On the home front, Edgar reported “Our horse is getting to be just as mean about taking the bit as she can be.  It took three of us about half an hour to get the bridle on her today and I got so mad that I could have given her fits, you know how.” [10-12-1882 or 1883]

“My mother says to ask Donzy [Gailly’s younger brother] if he is certain he put his night drawers in the wash while he was here. The Chinaman says he did not have them.” His mother appended at the end: “The Chinaman wished me to write Donzie & ask if he didn’t find after he got home that he had all his night drawers, or was I mistaken about having put them in the wash; he says he’s very (?) sure he didn’t have them. Your friend, Mrs B. – This is about the same thing only I wished you to know that I wrote to please the Chinaman.” [3-5-1883]

“Excuse the scorch in the paper as I was in a hurry when I wrote this and in drying it over the lamp scorched it as you see.” [9-13-1880]

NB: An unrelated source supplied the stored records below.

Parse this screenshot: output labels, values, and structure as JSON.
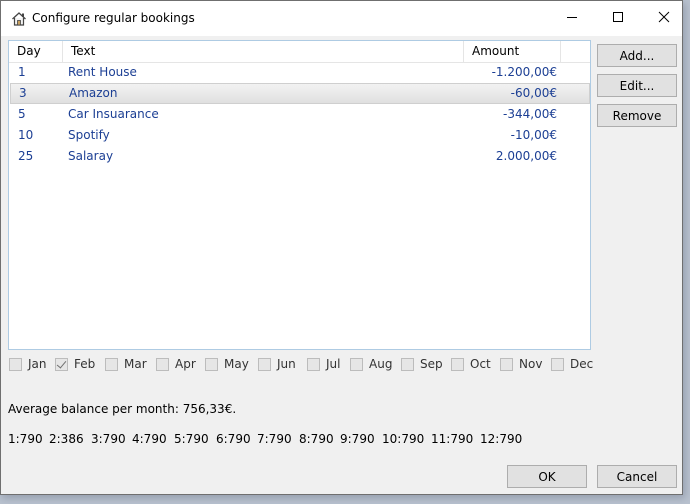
{
  "window": {
    "title": "Configure regular bookings",
    "icon": "home-icon",
    "controls": [
      "minimize-icon",
      "maximize-icon",
      "close-icon"
    ]
  },
  "list": {
    "columns": [
      "Day",
      "Text",
      "Amount"
    ],
    "rows": [
      {
        "day": "1",
        "text": "Rent House",
        "amount": "-1.200,00€",
        "selected": false
      },
      {
        "day": "3",
        "text": "Amazon",
        "amount": "-60,00€",
        "selected": true
      },
      {
        "day": "5",
        "text": "Car Insuarance",
        "amount": "-344,00€",
        "selected": false
      },
      {
        "day": "10",
        "text": "Spotify",
        "amount": "-10,00€",
        "selected": false
      },
      {
        "day": "25",
        "text": "Salaray",
        "amount": "2.000,00€",
        "selected": false
      }
    ]
  },
  "buttons": {
    "add": "Add...",
    "edit": "Edit...",
    "remove": "Remove",
    "ok": "OK",
    "cancel": "Cancel"
  },
  "months": [
    {
      "label": "Jan",
      "checked": false
    },
    {
      "label": "Feb",
      "checked": true
    },
    {
      "label": "Mar",
      "checked": false
    },
    {
      "label": "Apr",
      "checked": false
    },
    {
      "label": "May",
      "checked": false
    },
    {
      "label": "Jun",
      "checked": false
    },
    {
      "label": "Jul",
      "checked": false
    },
    {
      "label": "Aug",
      "checked": false
    },
    {
      "label": "Sep",
      "checked": false
    },
    {
      "label": "Oct",
      "checked": false
    },
    {
      "label": "Nov",
      "checked": false
    },
    {
      "label": "Dec",
      "checked": false
    }
  ],
  "summary": {
    "average_text": "Average balance per month: 756,33€.",
    "monthly_balances": [
      "1:790",
      "2:386",
      "3:790",
      "4:790",
      "5:790",
      "6:790",
      "7:790",
      "8:790",
      "9:790",
      "10:790",
      "11:790",
      "12:790"
    ]
  },
  "colors": {
    "row_text": "#1c3f94",
    "list_border": "#aecbe3"
  }
}
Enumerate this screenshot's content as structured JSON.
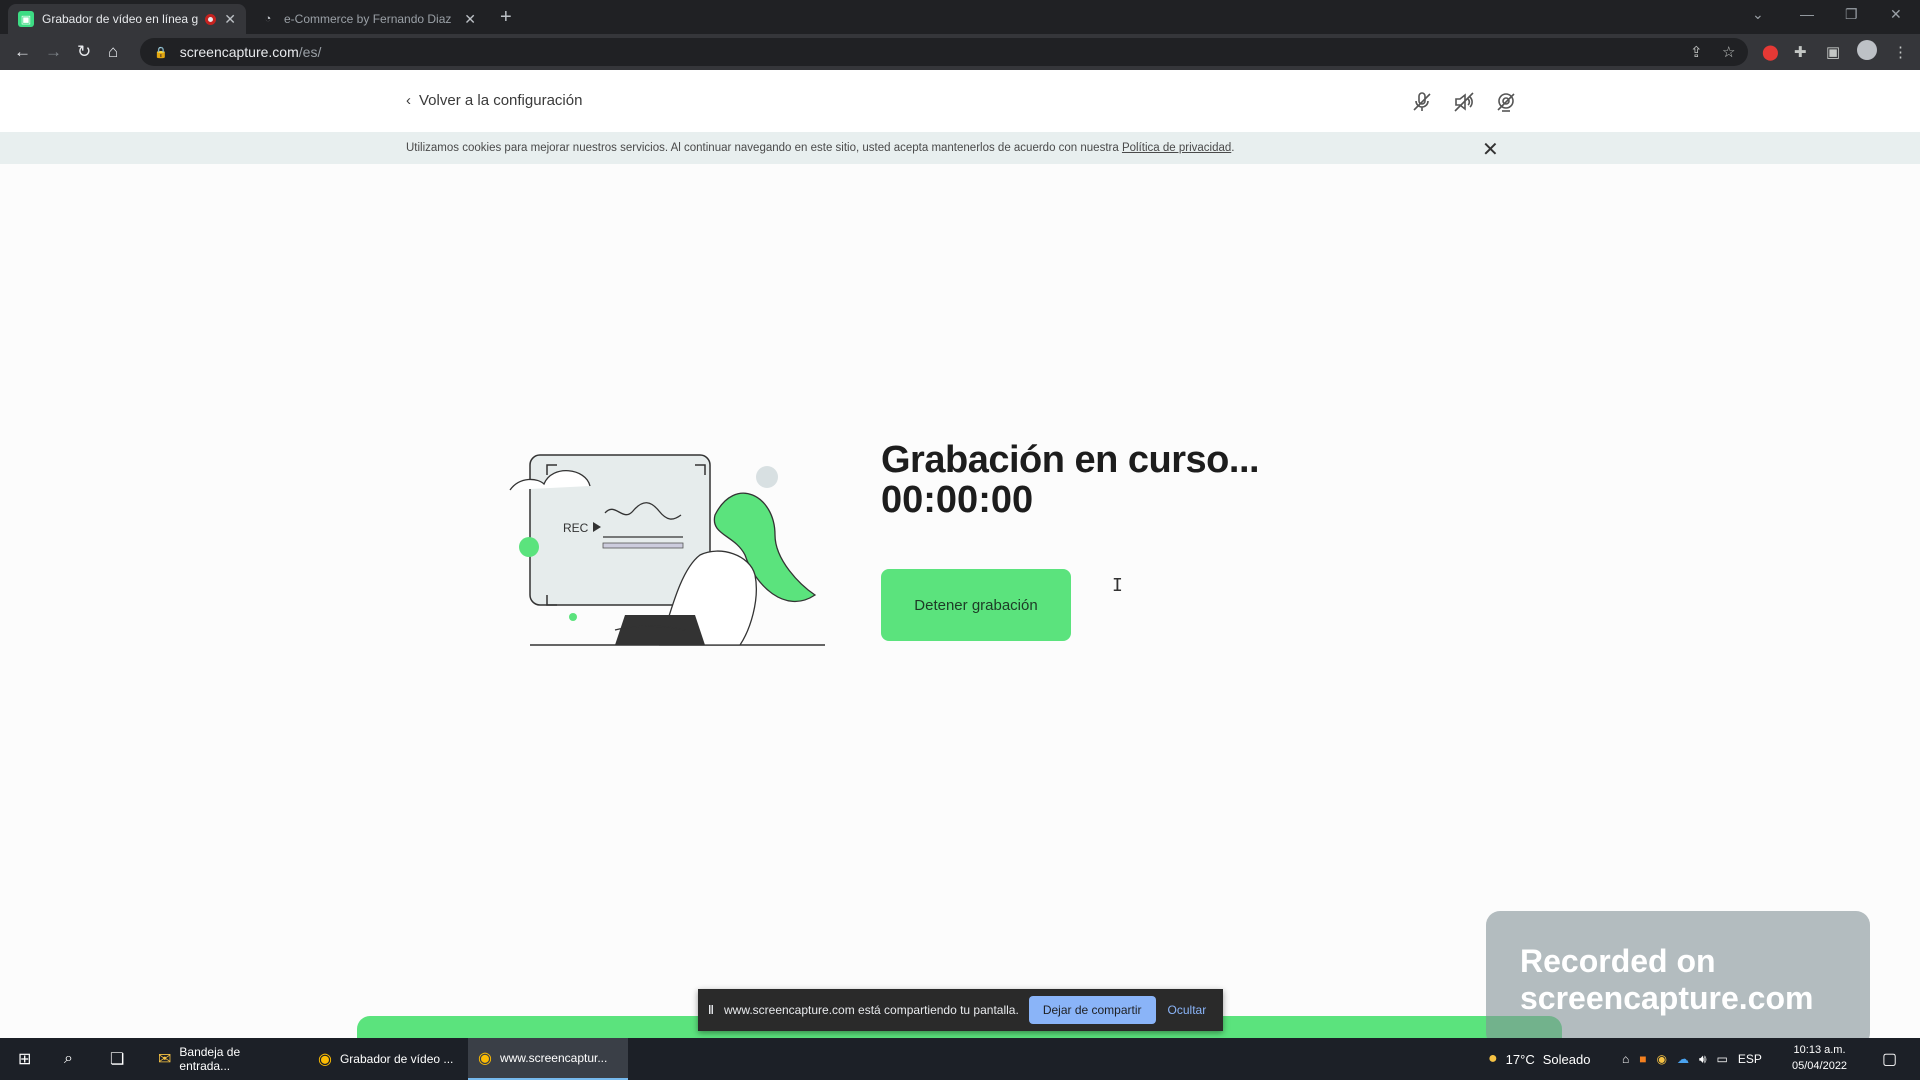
{
  "browser": {
    "tabs": [
      {
        "title": "Grabador de vídeo en línea g",
        "active": true,
        "recording": true
      },
      {
        "title": "e-Commerce by Fernando Diaz",
        "active": false
      }
    ],
    "new_tab_label": "+",
    "address": {
      "domain": "screencapture.com",
      "path": "/es/"
    }
  },
  "header": {
    "back_label": "Volver a la configuración",
    "icons": [
      "mic-off-icon",
      "speaker-off-icon",
      "webcam-off-icon"
    ]
  },
  "cookie_banner": {
    "text": "Utilizamos cookies para mejorar nuestros servicios. Al continuar navegando en este sitio, usted acepta mantenerlos de acuerdo con nuestra ",
    "link": "Política de privacidad",
    "suffix": "."
  },
  "recording": {
    "title": "Grabación en curso...",
    "timer": "00:00:00",
    "stop_label": "Detener grabación",
    "illustration_label": "REC"
  },
  "share_bar": {
    "message": "www.screencapture.com está compartiendo tu pantalla.",
    "stop_label": "Dejar de compartir",
    "hide_label": "Ocultar"
  },
  "watermark": {
    "line1": "Recorded on",
    "line2": "screencapture.com"
  },
  "taskbar": {
    "items": [
      {
        "label": "Bandeja de entrada...",
        "active": false
      },
      {
        "label": "Grabador de vídeo ...",
        "active": false
      },
      {
        "label": "www.screencaptur...",
        "active": true
      }
    ],
    "weather": {
      "temp": "17°C",
      "condition": "Soleado"
    },
    "lang": "ESP",
    "time": "10:13 a.m.",
    "date": "05/04/2022"
  },
  "colors": {
    "accent": "#5be37d",
    "cookie_bg": "#e8efef"
  }
}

Later correspondence and records during the boys’ college years together at U.C. Berkeley (1884-1888) showed that Gailly was very much a ladies’ man; the ladies loved him and he always had a girl friend and a few more in the wings. And prior to those years, in his letter of October 12 1882 1883 when the boys were 14 or 15, Edgar added to his letter “Ida don’t know that I am writing to you or she would send you regards and perhaps something else.”

Edgar and Gailly both entered U.C. Berkeley in the fall of 1884. Both became members there of Beta Theta Pi fraternity and were very active in University life, including the baseball and football teams. At graduation Edgar won the University Medal and was commencement speaker. He then returned to Napa where he worked in the family store (later Winship Beard), except for two years in the speculative endeavor of an oil field in Bakersfield. He remained unmarried until 1904, when at the age of 36 he married Mabel Crowell, a young lady from Oakland. They had three sons. He was very active in Napa activities, including service as a volunteer fireman, the Rotary, the Masonic Order, and the Redwood Empire Association. Edgar died in 1934.

Gailly went on to study law at Hastings College of the Law and became an attorney in San Francisco. He married first in 1892 to Margaret Cantey Smith of Santa Rosa, [Sonoma Democrat] whose family and his were acquainted, but she passed away barely a year later in childbirth. [SF Call & Sonoma Democrat] In 1895 he then married Georgiana MacDonald, a native of Pictou, Nova Scotia. He and Georgiana had one daughter, Margaret (the name of his first wife). Gailly was very active in San Francisco Society, becoming a member of the Bohemian Club and Presidio Golf Club, and listed in the San Francisco Social Register. He died in 1928 at the age of 59, the unexpected result of a minor surgery. [SF Chronicle]


Sources:
Edgar Beard letters dated Sept 13, 1880; Dec 11, 1881; Mar 5, 1883, and Oct 12 [either 1882 or 1883]

Lyman L. Palmer, History of Napa and Lake Counties California, Slocum, Bowen & Co., San Francisco, 1881, p 269

Daily Alta California, 27 May 1887, Page 1 ‘School Commencements’.  California Digital Newspaper Collection http://cdnc.ucr.edu

Sonoma Democrat, April 23, 1892

Sonoma Democrat, July 1, 1893

San Francisco Call Newspaper Vital Records 1869-1895

San Francisco Chronicle, March 7, 1928

[1] Oak Mound School was founded in 1872 by some local leaders.  In 1873 a school building was constructed in the southern part of town, “on rising ground studded with oaks”.  It was a non-sectarian school whose aim was to prepare boys for the State University, an Eastern college, or responsible positions in business.  The school’s motto was Tandem fit Surculus Arbor – ‘At last the twig becomes a tree.’ [Palmer, Daily Alta California]